Exposure to the global economy brings new ideas, technologies, and management practices to a business. Whether looking to build a new plant, sell to a new market or find global business partners, exploiting opportunities in new markets or regions poses fresh challenges.
Many of those challenges arise from the different business environment that's present in countries around the world. What does an understanding of economics tell us about which countries and regions will see markets develop quickly in the medium term? Which governments act in ways that pose macroeconomic risks and which do not? How can resources and intellectual property be managed effectively? Which economic theories offer strategies to foster talent and help staff respond to new opportunities?
The patterns of world trade and the responses of governments have always been in constant flux. Businesses can't rely on traditional markets in the medium- to long-term. The pandemic has disturbed even the recently-established patterns of global economic growth. Strategic business decisions require an appreciation of the economic thinking that underpins these new patterns of growth and the changes in international finance that support them.
This module will provide real world examples and case studies to illustrate how economic thinking helps businesses make the most of new opportunities, while managing the risks associated with expansion into new markets and regions.
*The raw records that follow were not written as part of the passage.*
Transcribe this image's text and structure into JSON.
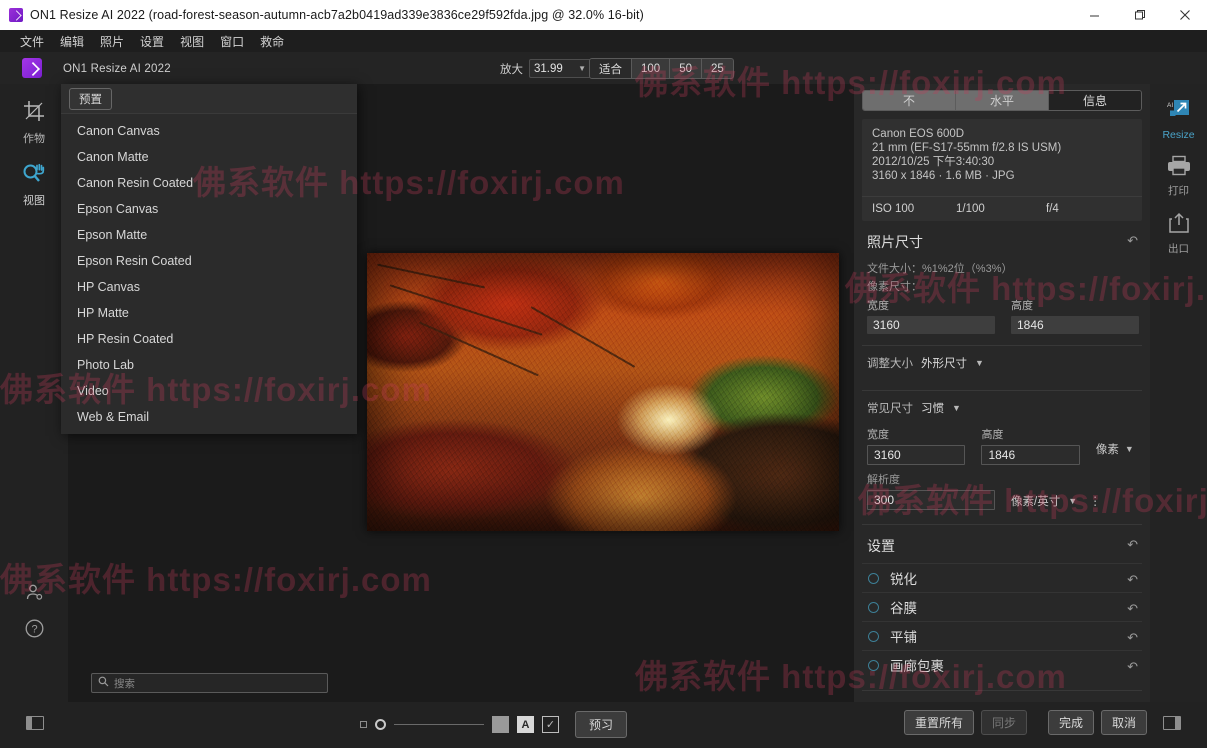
{
  "window": {
    "title": "ON1 Resize AI 2022 (road-forest-season-autumn-acb7a2b0419ad339e3836ce29f592fda.jpg @ 32.0% 16-bit)",
    "app_icon": "on1-logo-icon",
    "minimize": "─",
    "maximize": "❐",
    "close": "✕"
  },
  "menubar": {
    "items": [
      {
        "label": "文件"
      },
      {
        "label": "编辑"
      },
      {
        "label": "照片"
      },
      {
        "label": "设置"
      },
      {
        "label": "视图"
      },
      {
        "label": "窗口"
      },
      {
        "label": "救命"
      }
    ]
  },
  "appheader": {
    "app_name": "ON1 Resize AI 2022",
    "zoom_label": "放大",
    "zoom_value": "31.99",
    "fit_buttons": [
      {
        "label": "适合",
        "active": true
      },
      {
        "label": "100",
        "active": false
      },
      {
        "label": "50",
        "active": false
      },
      {
        "label": "25",
        "active": false
      }
    ]
  },
  "toolrail": {
    "tools": [
      {
        "label": "作物",
        "icon": "crop-icon",
        "active": false
      },
      {
        "label": "视图",
        "icon": "pan-zoom-icon",
        "active": true
      }
    ],
    "bottom_icons": [
      {
        "name": "user-icon"
      },
      {
        "name": "help-icon"
      }
    ]
  },
  "presets": {
    "button_label": "预置",
    "items": [
      {
        "label": "Canon Canvas"
      },
      {
        "label": "Canon Matte"
      },
      {
        "label": "Canon Resin Coated"
      },
      {
        "label": "Epson Canvas"
      },
      {
        "label": "Epson Matte"
      },
      {
        "label": "Epson Resin Coated"
      },
      {
        "label": "HP Canvas"
      },
      {
        "label": "HP Matte"
      },
      {
        "label": "HP Resin Coated"
      },
      {
        "label": "Photo Lab"
      },
      {
        "label": "Video"
      },
      {
        "label": "Web & Email"
      }
    ]
  },
  "search": {
    "placeholder": "搜索",
    "value": ""
  },
  "rightpanel": {
    "tabs": [
      {
        "label": "不",
        "active": false
      },
      {
        "label": "水平",
        "active": false
      },
      {
        "label": "信息",
        "active": true
      }
    ],
    "info": {
      "camera": "Canon EOS 600D",
      "lens": "21 mm (EF-S17-55mm f/2.8 IS USM)",
      "datetime": "2012/10/25 下午3:40:30",
      "dimensions": "3160 x 1846 · 1.6 MB · JPG",
      "iso": "ISO 100",
      "shutter": "1/100",
      "aperture": "f/4"
    },
    "photo_size": {
      "title": "照片尺寸",
      "reset_icon": "reset-icon",
      "file_size_label": "文件大小：%1%2位（%3%）",
      "pixel_dims_label": "像素尺寸：",
      "width_label": "宽度",
      "height_label": "高度",
      "width_value": "3160",
      "height_value": "1846",
      "resize_label": "调整大小",
      "resize_value": "外形尺寸",
      "common_label": "常见尺寸",
      "common_value": "习惯",
      "out_width_label": "宽度",
      "out_height_label": "高度",
      "out_width_value": "3160",
      "out_height_value": "1846",
      "unit_value": "像素",
      "resolution_label": "解析度",
      "resolution_value": "300",
      "resolution_unit": "像素/英寸",
      "more_icon": "kebab-menu-icon"
    },
    "settings": {
      "title": "设置",
      "rows": [
        {
          "label": "锐化"
        },
        {
          "label": "谷膜"
        },
        {
          "label": "平铺"
        },
        {
          "label": "画廊包裹"
        }
      ]
    }
  },
  "modrail": {
    "modules": [
      {
        "label": "Resize",
        "icon": "ai-resize-icon",
        "active": true
      },
      {
        "label": "打印",
        "icon": "printer-icon",
        "active": false
      },
      {
        "label": "出口",
        "icon": "export-icon",
        "active": false
      }
    ]
  },
  "bottombar": {
    "left_panel_toggle": "left-panel-toggle-icon",
    "right_panel_toggle": "right-panel-toggle-icon",
    "soft_proof_icon": "soft-proof-icon",
    "text_icon": "A",
    "check_icon": "✓",
    "preview_label": "预习",
    "reset_all_label": "重置所有",
    "sync_label": "同步",
    "done_label": "完成",
    "cancel_label": "取消"
  },
  "watermarks": [
    {
      "text": "佛系软件 https://foxirj.com"
    },
    {
      "text": "佛系软件 https://foxirj.com"
    },
    {
      "text": "佛系软件 https://foxirj.com"
    },
    {
      "text": "佛系软件 https://foxirj.com"
    },
    {
      "text": "佛系软件 https://foxirj.com"
    }
  ],
  "colors": {
    "accent": "#4aa3c8",
    "brand_purple": "#8f2fd6",
    "panel_bg": "#282828",
    "watermark": "#c43c5a"
  }
}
The module has been developed for business and management students across the WBS MSc portfolio and draws on ideas and research from macroeconomics, microeconomics, international finance, business strategy and development economics. No previous experience of economic analysis is required.